What is being asked: Only lines holding the word "name" are wanted from the records; copy all of them.
══════
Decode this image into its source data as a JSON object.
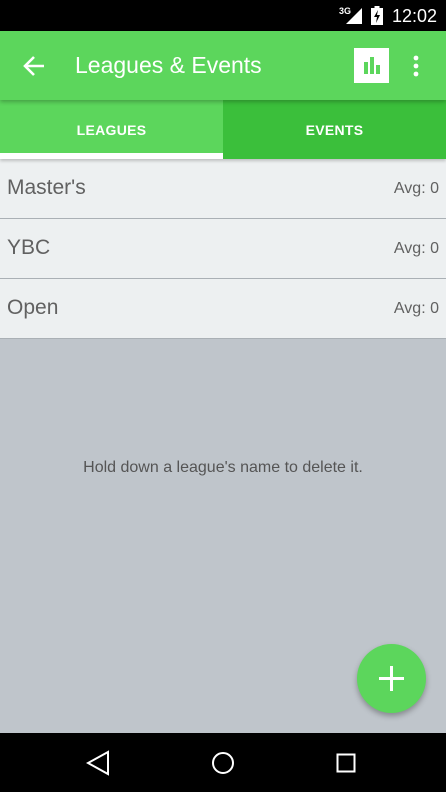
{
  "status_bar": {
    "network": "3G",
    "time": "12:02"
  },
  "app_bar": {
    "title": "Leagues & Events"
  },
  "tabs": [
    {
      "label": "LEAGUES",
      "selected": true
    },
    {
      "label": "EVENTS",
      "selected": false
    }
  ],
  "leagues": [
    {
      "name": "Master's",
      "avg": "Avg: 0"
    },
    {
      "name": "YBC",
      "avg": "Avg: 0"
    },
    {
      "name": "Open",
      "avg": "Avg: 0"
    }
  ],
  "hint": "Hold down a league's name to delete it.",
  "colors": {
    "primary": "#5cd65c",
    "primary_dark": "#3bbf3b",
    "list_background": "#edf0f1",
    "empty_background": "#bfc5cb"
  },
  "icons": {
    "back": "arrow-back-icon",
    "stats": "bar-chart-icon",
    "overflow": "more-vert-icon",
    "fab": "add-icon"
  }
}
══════
Written response:
      "name": "Master's",
      "name": "YBC",
      "name": "Open",
  "hint": "Hold down a league's name to delete it.",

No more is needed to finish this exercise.